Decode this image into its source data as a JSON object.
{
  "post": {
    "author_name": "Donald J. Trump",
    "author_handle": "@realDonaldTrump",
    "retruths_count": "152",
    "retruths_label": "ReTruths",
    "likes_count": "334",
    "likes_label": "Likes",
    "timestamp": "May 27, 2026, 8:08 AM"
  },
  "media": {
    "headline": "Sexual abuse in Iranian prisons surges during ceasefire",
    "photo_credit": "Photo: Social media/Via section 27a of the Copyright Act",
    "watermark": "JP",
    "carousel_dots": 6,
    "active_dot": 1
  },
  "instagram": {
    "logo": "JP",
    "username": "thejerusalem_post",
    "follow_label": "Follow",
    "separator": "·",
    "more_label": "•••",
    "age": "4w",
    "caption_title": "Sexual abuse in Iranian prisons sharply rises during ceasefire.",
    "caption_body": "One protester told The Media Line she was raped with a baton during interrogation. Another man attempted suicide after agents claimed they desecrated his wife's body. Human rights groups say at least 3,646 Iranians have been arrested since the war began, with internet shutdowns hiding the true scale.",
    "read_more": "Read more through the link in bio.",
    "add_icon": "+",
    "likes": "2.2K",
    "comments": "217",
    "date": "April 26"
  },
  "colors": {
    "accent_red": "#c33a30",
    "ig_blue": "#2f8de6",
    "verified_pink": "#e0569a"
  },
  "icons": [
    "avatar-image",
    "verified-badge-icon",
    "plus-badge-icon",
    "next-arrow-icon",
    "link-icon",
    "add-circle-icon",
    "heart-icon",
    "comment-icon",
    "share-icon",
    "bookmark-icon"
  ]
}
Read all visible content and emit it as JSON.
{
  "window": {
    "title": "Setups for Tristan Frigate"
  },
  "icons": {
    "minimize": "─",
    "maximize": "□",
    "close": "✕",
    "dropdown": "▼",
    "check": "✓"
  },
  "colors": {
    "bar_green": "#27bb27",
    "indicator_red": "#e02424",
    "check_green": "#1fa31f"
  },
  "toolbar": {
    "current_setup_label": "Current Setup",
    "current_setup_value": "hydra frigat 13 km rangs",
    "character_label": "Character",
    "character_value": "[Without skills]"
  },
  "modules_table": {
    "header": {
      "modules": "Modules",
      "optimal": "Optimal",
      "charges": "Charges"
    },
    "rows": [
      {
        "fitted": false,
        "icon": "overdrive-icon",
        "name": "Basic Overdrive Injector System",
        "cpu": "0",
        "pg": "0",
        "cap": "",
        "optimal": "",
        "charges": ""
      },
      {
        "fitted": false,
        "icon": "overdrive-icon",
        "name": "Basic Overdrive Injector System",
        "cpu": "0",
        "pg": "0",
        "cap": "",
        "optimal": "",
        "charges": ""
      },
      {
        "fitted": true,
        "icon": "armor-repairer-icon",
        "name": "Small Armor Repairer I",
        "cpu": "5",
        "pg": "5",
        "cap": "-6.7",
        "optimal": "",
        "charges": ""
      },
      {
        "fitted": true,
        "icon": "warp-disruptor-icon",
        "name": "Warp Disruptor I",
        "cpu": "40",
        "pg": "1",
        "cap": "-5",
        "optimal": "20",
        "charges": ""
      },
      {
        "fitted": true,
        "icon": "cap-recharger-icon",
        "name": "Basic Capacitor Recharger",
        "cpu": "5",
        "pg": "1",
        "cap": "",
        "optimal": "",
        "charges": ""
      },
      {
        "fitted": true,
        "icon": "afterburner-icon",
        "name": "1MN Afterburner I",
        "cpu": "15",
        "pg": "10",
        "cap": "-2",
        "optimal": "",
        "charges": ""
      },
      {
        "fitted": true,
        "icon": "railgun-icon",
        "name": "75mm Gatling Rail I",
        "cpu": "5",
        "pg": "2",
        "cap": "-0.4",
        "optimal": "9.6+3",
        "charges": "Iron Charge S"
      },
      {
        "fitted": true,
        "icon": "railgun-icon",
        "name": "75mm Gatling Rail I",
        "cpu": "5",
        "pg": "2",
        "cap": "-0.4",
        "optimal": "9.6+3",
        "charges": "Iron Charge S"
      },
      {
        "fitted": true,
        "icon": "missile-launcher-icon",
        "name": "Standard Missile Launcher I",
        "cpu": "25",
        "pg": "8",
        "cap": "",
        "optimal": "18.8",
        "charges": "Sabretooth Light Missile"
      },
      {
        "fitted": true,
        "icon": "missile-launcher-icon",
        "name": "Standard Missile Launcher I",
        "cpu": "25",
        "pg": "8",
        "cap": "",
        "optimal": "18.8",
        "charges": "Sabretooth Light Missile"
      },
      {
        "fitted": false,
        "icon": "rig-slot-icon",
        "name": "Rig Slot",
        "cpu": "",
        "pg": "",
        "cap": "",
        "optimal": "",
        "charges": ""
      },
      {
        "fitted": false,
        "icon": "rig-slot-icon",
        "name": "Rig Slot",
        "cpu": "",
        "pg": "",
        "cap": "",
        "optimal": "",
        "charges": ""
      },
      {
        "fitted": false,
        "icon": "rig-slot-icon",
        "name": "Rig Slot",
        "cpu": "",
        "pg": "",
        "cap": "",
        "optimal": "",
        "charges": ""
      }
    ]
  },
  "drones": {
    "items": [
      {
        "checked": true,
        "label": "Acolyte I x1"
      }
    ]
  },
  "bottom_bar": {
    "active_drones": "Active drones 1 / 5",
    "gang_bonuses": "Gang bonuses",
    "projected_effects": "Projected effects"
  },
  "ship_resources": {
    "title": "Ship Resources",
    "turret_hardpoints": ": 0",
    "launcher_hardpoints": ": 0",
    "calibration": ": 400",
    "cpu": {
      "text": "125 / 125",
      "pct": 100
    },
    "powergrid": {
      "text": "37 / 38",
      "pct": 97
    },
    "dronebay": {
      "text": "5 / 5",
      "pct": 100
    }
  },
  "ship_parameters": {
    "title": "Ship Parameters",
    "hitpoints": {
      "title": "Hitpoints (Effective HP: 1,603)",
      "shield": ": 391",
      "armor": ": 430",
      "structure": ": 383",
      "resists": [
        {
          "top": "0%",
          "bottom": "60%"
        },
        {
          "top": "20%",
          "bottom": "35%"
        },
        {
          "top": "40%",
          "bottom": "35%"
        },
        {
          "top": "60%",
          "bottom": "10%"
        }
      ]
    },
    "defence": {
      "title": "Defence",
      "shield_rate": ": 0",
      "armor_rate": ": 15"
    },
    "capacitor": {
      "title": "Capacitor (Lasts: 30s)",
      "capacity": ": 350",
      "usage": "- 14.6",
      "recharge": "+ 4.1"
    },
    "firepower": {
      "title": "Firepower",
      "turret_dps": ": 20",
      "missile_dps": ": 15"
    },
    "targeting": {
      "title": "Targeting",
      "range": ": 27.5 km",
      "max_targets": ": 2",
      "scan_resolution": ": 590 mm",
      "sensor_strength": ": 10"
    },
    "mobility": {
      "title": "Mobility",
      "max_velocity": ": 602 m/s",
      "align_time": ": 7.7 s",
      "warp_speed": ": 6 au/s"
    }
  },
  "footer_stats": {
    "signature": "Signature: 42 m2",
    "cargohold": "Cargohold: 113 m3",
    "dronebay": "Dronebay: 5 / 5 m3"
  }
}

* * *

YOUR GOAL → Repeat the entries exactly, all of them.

FINISHED TASK →
Decode this image into its source data as a JSON object.
{
  "post": {
    "author_name": "Donald J. Trump",
    "author_handle": "@realDonaldTrump",
    "retruths_count": "152",
    "retruths_label": "ReTruths",
    "likes_count": "334",
    "likes_label": "Likes",
    "timestamp": "May 27, 2026, 8:08 AM"
  },
  "media": {
    "headline": "Sexual abuse in Iranian prisons surges during ceasefire",
    "photo_credit": "Photo: Social media/Via section 27a of the Copyright Act",
    "watermark": "JP",
    "carousel_dots": 6,
    "active_dot": 1
  },
  "instagram": {
    "logo": "JP",
    "username": "thejerusalem_post",
    "follow_label": "Follow",
    "separator": "·",
    "more_label": "•••",
    "age": "4w",
    "caption_title": "Sexual abuse in Iranian prisons sharply rises during ceasefire.",
    "caption_body": "One protester told The Media Line she was raped with a baton during interrogation. Another man attempted suicide after agents claimed they desecrated his wife's body. Human rights groups say at least 3,646 Iranians have been arrested since the war began, with internet shutdowns hiding the true scale.",
    "read_more": "Read more through the link in bio.",
    "add_icon": "+",
    "likes": "2.2K",
    "comments": "217",
    "date": "April 26"
  },
  "colors": {
    "accent_red": "#c33a30",
    "ig_blue": "#2f8de6",
    "verified_pink": "#e0569a"
  },
  "icons": [
    "avatar-image",
    "verified-badge-icon",
    "plus-badge-icon",
    "next-arrow-icon",
    "link-icon",
    "add-circle-icon",
    "heart-icon",
    "comment-icon",
    "share-icon",
    "bookmark-icon"
  ]
}
Read all visible content and emit it as JSON.
{
  "window": {
    "title": "Setups for Tristan Frigate"
  },
  "icons": {
    "minimize": "─",
    "maximize": "□",
    "close": "✕",
    "dropdown": "▼",
    "check": "✓"
  },
  "colors": {
    "bar_green": "#27bb27",
    "indicator_red": "#e02424",
    "check_green": "#1fa31f"
  },
  "toolbar": {
    "current_setup_label": "Current Setup",
    "current_setup_value": "hydra frigat 13 km rangs",
    "character_label": "Character",
    "character_value": "[Without skills]"
  },
  "modules_table": {
    "header": {
      "modules": "Modules",
      "optimal": "Optimal",
      "charges": "Charges"
    },
    "rows": [
      {
        "fitted": false,
        "icon": "overdrive-icon",
        "name": "Basic Overdrive Injector System",
        "cpu": "0",
        "pg": "0",
        "cap": "",
        "optimal": "",
        "charges": ""
      },
      {
        "fitted": false,
        "icon": "overdrive-icon",
        "name": "Basic Overdrive Injector System",
        "cpu": "0",
        "pg": "0",
        "cap": "",
        "optimal": "",
        "charges": ""
      },
      {
        "fitted": true,
        "icon": "armor-repairer-icon",
        "name": "Small Armor Repairer I",
        "cpu": "5",
        "pg": "5",
        "cap": "-6.7",
        "optimal": "",
        "charges": ""
      },
      {
        "fitted": true,
        "icon": "warp-disruptor-icon",
        "name": "Warp Disruptor I",
        "cpu": "40",
        "pg": "1",
        "cap": "-5",
        "optimal": "20",
        "charges": ""
      },
      {
        "fitted": true,
        "icon": "cap-recharger-icon",
        "name": "Basic Capacitor Recharger",
        "cpu": "5",
        "pg": "1",
        "cap": "",
        "optimal": "",
        "charges": ""
      },
      {
        "fitted": true,
        "icon": "afterburner-icon",
        "name": "1MN Afterburner I",
        "cpu": "15",
        "pg": "10",
        "cap": "-2",
        "optimal": "",
        "charges": ""
      },
      {
        "fitted": true,
        "icon": "railgun-icon",
        "name": "75mm Gatling Rail I",
        "cpu": "5",
        "pg": "2",
        "cap": "-0.4",
        "optimal": "9.6+3",
        "charges": "Iron Charge S"
      },
      {
        "fitted": true,
        "icon": "railgun-icon",
        "name": "75mm Gatling Rail I",
        "cpu": "5",
        "pg": "2",
        "cap": "-0.4",
        "optimal": "9.6+3",
        "charges": "Iron Charge S"
      },
      {
        "fitted": true,
        "icon": "missile-launcher-icon",
        "name": "Standard Missile Launcher I",
        "cpu": "25",
        "pg": "8",
        "cap": "",
        "optimal": "18.8",
        "charges": "Sabretooth Light Missile"
      },
      {
        "fitted": true,
        "icon": "missile-launcher-icon",
        "name": "Standard Missile Launcher I",
        "cpu": "25",
        "pg": "8",
        "cap": "",
        "optimal": "18.8",
        "charges": "Sabretooth Light Missile"
      },
      {
        "fitted": false,
        "icon": "rig-slot-icon",
        "name": "Rig Slot",
        "cpu": "",
        "pg": "",
        "cap": "",
        "optimal": "",
        "charges": ""
      },
      {
        "fitted": false,
        "icon": "rig-slot-icon",
        "name": "Rig Slot",
        "cpu": "",
        "pg": "",
        "cap": "",
        "optimal": "",
        "charges": ""
      },
      {
        "fitted": false,
        "icon": "rig-slot-icon",
        "name": "Rig Slot",
        "cpu": "",
        "pg": "",
        "cap": "",
        "optimal": "",
        "charges": ""
      }
    ]
  },
  "drones": {
    "items": [
      {
        "checked": true,
        "label": "Acolyte I x1"
      }
    ]
  },
  "bottom_bar": {
    "active_drones": "Active drones 1 / 5",
    "gang_bonuses": "Gang bonuses",
    "projected_effects": "Projected effects"
  },
  "ship_resources": {
    "title": "Ship Resources",
    "turret_hardpoints": ": 0",
    "launcher_hardpoints": ": 0",
    "calibration": ": 400",
    "cpu": {
      "text": "125 / 125",
      "pct": 100
    },
    "powergrid": {
      "text": "37 / 38",
      "pct": 97
    },
    "dronebay": {
      "text": "5 / 5",
      "pct": 100
    }
  },
  "ship_parameters": {
    "title": "Ship Parameters",
    "hitpoints": {
      "title": "Hitpoints (Effective HP: 1,603)",
      "shield": ": 391",
      "armor": ": 430",
      "structure": ": 383",
      "resists": [
        {
          "top": "0%",
          "bottom": "60%"
        },
        {
          "top": "20%",
          "bottom": "35%"
        },
        {
          "top": "40%",
          "bottom": "35%"
        },
        {
          "top": "60%",
          "bottom": "10%"
        }
      ]
    },
    "defence": {
      "title": "Defence",
      "shield_rate": ": 0",
      "armor_rate": ": 15"
    },
    "capacitor": {
      "title": "Capacitor (Lasts: 30s)",
      "capacity": ": 350",
      "usage": "- 14.6",
      "recharge": "+ 4.1"
    },
    "firepower": {
      "title": "Firepower",
      "turret_dps": ": 20",
      "missile_dps": ": 15"
    },
    "targeting": {
      "title": "Targeting",
      "range": ": 27.5 km",
      "max_targets": ": 2",
      "scan_resolution": ": 590 mm",
      "sensor_strength": ": 10"
    },
    "mobility": {
      "title": "Mobility",
      "max_velocity": ": 602 m/s",
      "align_time": ": 7.7 s",
      "warp_speed": ": 6 au/s"
    }
  },
  "footer_stats": {
    "signature": "Signature: 42 m2",
    "cargohold": "Cargohold: 113 m3",
    "dronebay": "Dronebay: 5 / 5 m3"
  }
}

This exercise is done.